By Anthony Salvanto, Jennifer De Pinto, Kabir Khanna and Fred Backus
Most women voters in battleground districts feel their vote in congressional elections this year matters just as much as it does in a presidential election. Overall, most are unhappy with President Trump's policies and the way he handles himself personally, but party trumps gender when it comes to many opinions of this president.
The CBS News Battleground Tracker shows a big gender gap in these districts: Democrats have a 14-point advantage among women, Republicans lead among men by five points. This is a larger gender gap than we've seen nationally in recent elections for the House of Representatives.
2018 House vote in competitive districts
Still, at this stage, men are more likely than women to say they will definitely vote in the Congressional midterms this year. There are some differences within women voters, however. Black women overwhelmingly plan to vote for a Democrat this fall, but white women in these battleground districts are more divided in their vote; Democrats currently have a 2-point edge with that group.
Some of the divide in voter preferences among white women is driven by education. White women with a college degree plant to vote for the Democratic candidate for Congress, while white women without a degree say they'll vote for the Republican.
Mr. Trump appears to be a motivating factor for many women, particularly Democratic women. Women (who are more inclined to identify as Democrats than men) are critical of Mr. Trump. Most don't like his policies and they especially dislike the way he handles himself personally.
More than six in 10 women voters in these districts say the president does not respect or understand people like them, a figure that rises to 94 percent among Democratic women. Most women independents also hold this view.
Do you feel Donald Trump respects and understand people like you?
Republican women, however, are supportive of this president. Eight in 10 say he respects people like them and most like the president's policies. Fewer, but still a majority (54 percent) of Republican women like the way the president handles himself personally. Many also say they have been helped by the recent tax law.
There are a record number of women running for Congress this year and many in competitive districts. For most voters (and most women), given a choice between two congressional candidates who agreed with them on policy and party, a candidate's gender wouldn't matter. But women are nearly four times as likely to say they would vote for a woman over a man.

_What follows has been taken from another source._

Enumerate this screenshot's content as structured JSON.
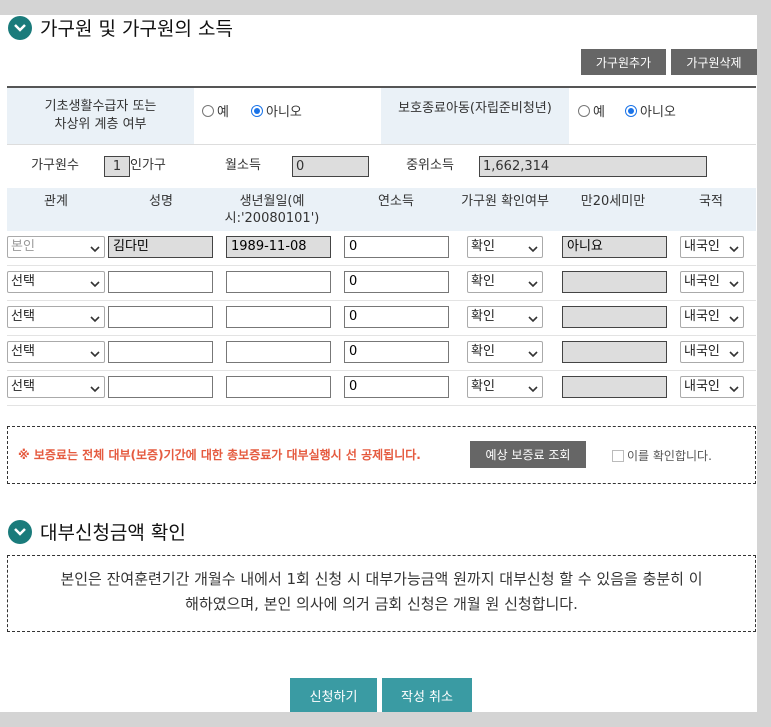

Here too, partisanship matters. Democratic women in particular prefer a woman candidate; more than Democratic men do. Three in four Republican women don't have a preference, and among those who do, they marginally prefer a male candidate. Republican men hold similar views.
Similar percentages of white and black women have a preference for women candidates over men.
Women voters who say they would back a woman over a man in a congressional race say the main reason is that women might have a better understanding of the issues they care about, followed by the need for more diversity of people in politics.
Main reason you would vote for a woman over a man
(Among women voters who prefer a woman candidate)
- Better understanding on issues: 43 percent
- More diversity of people in politics: 32 percent
- Better at negotiating: 19 percent
- Less partisan: 6 percent
The House estimate is based on a multilevel regression and post-stratification model incorporating voter responses to this survey and has a margin of error of +/- 9 seats. The CBS News 2018 Battleground Tracker is a panel study based on interviews conducted of a representative sample of registered voters in 64 competitive and likely competitive congressional districts in the United States fielded between May 24–30, 2018 with 5,693 respondents. The margin of error +/- 1.6.